Problem statement: Your answer should consist of the lines in the data below that contain "this".

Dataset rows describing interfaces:
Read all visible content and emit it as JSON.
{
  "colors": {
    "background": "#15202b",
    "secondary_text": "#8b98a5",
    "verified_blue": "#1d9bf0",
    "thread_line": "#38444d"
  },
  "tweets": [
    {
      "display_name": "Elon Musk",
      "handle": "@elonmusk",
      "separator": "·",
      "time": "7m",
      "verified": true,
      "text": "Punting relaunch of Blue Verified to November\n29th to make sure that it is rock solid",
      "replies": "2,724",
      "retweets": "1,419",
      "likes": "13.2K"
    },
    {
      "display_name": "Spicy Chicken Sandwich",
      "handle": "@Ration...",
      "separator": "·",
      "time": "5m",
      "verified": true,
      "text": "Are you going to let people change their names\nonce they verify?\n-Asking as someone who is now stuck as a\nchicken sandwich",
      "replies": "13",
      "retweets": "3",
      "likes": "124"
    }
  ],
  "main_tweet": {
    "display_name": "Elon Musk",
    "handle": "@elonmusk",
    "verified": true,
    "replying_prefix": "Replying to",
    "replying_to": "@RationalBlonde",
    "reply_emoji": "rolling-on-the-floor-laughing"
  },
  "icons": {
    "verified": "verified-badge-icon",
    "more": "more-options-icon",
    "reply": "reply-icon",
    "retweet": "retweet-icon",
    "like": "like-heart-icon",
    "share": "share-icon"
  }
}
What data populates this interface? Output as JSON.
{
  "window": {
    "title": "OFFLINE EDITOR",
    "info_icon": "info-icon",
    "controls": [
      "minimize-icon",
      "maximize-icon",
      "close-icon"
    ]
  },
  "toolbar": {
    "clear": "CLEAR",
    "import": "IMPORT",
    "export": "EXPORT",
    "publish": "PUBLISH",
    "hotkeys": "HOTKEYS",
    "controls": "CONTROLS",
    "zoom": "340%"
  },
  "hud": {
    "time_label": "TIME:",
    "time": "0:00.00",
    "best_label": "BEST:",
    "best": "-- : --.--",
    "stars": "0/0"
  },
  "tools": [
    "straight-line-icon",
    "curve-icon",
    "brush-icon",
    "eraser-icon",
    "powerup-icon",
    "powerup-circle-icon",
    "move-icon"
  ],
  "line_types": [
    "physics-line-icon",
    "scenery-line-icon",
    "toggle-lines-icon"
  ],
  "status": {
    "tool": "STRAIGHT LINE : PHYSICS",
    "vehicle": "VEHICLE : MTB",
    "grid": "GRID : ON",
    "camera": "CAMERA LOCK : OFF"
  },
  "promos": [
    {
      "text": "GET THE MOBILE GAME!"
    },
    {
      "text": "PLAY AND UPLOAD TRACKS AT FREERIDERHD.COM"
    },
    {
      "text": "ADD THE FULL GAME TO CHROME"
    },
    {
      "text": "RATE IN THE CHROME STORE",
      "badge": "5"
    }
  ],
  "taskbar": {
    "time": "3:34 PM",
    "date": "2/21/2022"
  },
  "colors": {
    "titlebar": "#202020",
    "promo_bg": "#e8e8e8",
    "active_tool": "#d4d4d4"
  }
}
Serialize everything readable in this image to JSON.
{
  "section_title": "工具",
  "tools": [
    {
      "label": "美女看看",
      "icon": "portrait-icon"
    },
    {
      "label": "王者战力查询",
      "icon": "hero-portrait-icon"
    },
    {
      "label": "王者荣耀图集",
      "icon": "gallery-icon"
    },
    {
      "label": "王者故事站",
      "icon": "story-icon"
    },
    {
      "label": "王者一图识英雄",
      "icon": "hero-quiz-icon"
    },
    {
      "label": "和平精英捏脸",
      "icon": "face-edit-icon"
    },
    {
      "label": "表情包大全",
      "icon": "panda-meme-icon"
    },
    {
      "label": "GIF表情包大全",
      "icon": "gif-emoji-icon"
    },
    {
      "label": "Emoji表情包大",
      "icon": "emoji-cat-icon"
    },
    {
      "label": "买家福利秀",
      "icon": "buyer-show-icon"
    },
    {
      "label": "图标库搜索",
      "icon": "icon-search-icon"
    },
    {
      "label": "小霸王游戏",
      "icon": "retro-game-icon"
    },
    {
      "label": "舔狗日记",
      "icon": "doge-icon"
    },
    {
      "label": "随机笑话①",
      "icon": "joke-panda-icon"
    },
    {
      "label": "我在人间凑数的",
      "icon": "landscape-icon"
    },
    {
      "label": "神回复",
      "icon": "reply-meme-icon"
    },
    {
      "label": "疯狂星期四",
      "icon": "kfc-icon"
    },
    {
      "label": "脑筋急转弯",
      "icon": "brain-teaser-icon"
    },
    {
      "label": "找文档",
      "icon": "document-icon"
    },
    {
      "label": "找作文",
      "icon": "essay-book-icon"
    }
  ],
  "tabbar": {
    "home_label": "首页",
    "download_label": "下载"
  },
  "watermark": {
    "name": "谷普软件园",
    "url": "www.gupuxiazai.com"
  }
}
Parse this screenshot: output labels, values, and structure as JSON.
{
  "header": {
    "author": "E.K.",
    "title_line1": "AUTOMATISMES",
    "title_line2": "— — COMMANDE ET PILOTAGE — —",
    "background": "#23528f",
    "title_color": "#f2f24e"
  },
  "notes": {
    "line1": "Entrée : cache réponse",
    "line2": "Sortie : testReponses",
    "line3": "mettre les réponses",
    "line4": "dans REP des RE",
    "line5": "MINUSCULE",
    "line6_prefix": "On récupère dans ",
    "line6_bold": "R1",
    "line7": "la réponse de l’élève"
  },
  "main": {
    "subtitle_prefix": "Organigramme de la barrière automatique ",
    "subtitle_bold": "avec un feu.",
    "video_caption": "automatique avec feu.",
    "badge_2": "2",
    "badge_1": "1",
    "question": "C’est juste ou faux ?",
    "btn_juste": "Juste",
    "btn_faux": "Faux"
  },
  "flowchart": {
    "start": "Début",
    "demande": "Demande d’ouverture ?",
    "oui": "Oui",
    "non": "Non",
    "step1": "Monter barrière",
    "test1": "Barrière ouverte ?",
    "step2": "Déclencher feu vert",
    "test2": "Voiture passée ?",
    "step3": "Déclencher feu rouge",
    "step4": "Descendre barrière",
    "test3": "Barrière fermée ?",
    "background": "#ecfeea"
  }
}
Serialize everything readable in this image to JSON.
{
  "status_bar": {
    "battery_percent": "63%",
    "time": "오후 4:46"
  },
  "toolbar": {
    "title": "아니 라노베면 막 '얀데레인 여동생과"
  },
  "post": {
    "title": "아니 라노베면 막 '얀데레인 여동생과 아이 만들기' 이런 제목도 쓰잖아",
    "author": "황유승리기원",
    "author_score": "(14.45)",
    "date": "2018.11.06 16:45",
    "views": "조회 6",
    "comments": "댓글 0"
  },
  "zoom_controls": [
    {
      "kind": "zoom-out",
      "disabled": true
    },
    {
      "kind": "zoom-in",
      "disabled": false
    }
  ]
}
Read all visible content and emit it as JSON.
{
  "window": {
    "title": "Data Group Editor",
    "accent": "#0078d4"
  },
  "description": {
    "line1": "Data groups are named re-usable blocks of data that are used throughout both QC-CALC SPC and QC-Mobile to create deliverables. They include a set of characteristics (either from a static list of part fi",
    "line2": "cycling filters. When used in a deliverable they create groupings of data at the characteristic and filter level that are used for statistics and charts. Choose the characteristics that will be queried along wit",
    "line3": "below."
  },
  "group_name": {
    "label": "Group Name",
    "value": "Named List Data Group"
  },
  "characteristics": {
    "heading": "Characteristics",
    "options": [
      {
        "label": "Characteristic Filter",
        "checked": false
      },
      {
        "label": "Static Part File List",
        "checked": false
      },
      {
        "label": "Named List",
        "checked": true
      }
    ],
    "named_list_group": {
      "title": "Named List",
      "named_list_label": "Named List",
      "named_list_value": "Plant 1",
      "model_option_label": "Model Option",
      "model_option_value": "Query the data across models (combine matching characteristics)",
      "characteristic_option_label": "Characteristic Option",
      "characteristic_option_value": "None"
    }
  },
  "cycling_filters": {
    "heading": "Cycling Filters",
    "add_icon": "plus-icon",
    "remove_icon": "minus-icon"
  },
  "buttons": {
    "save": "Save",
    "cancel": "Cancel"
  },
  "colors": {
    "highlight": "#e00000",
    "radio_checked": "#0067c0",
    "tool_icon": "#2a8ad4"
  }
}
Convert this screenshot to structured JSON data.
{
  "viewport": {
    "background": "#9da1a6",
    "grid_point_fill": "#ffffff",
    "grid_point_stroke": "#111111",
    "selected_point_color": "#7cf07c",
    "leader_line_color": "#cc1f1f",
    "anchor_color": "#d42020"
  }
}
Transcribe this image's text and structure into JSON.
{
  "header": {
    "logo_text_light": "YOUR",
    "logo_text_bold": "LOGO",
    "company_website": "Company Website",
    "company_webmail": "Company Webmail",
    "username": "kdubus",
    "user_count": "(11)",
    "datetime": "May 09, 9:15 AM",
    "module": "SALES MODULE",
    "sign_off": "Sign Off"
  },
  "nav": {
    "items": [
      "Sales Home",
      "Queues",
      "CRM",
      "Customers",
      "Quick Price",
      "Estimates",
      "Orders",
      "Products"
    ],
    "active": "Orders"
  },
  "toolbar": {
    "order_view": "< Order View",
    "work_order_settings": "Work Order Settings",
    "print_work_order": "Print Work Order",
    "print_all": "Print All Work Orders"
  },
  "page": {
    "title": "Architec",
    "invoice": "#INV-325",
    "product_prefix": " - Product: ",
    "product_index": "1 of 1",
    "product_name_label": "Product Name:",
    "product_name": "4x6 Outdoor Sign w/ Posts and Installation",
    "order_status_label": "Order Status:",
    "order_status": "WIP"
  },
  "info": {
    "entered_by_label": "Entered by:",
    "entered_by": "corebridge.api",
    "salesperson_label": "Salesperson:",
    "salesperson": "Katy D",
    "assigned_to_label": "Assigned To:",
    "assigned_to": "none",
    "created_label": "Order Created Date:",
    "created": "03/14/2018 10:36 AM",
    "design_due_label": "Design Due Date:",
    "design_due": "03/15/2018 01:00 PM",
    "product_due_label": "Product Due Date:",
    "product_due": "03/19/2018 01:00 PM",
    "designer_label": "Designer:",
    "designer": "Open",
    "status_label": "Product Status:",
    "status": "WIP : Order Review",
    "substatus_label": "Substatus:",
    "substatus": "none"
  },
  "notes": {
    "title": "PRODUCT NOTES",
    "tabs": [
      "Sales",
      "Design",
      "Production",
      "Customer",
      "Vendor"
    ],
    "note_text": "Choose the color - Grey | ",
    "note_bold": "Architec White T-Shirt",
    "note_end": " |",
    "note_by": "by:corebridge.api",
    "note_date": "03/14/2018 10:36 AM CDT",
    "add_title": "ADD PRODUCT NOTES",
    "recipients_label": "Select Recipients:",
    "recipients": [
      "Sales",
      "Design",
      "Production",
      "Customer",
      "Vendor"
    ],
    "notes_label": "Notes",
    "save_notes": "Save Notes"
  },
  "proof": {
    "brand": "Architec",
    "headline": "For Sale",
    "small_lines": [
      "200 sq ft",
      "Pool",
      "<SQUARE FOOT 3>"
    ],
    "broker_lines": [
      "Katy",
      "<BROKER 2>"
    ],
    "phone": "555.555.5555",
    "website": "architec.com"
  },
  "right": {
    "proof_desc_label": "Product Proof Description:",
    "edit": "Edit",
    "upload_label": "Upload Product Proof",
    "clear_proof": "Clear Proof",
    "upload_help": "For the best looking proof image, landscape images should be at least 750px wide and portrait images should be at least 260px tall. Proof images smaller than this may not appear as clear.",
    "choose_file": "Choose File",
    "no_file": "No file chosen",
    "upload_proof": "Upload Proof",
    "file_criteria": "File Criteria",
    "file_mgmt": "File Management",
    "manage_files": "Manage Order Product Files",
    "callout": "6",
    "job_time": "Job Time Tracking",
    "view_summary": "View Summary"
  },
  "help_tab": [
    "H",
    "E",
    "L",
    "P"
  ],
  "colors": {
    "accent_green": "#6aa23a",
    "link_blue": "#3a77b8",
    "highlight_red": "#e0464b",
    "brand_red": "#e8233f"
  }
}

Final answer:
What data populates this interface? Output as JSON.
Serialize everything readable in this image to JSON.
Parse this screenshot: output labels, values, and structure as JSON.
Serialize everything readable in this image to JSON.
Convert this screenshot to structured JSON data.
Transcribe this image's text and structure into JSON.
    "upload_help": "For the best looking proof image, landscape images should be at least 750px wide and portrait images should be at least 260px tall. Proof images smaller than this may not appear as clear.",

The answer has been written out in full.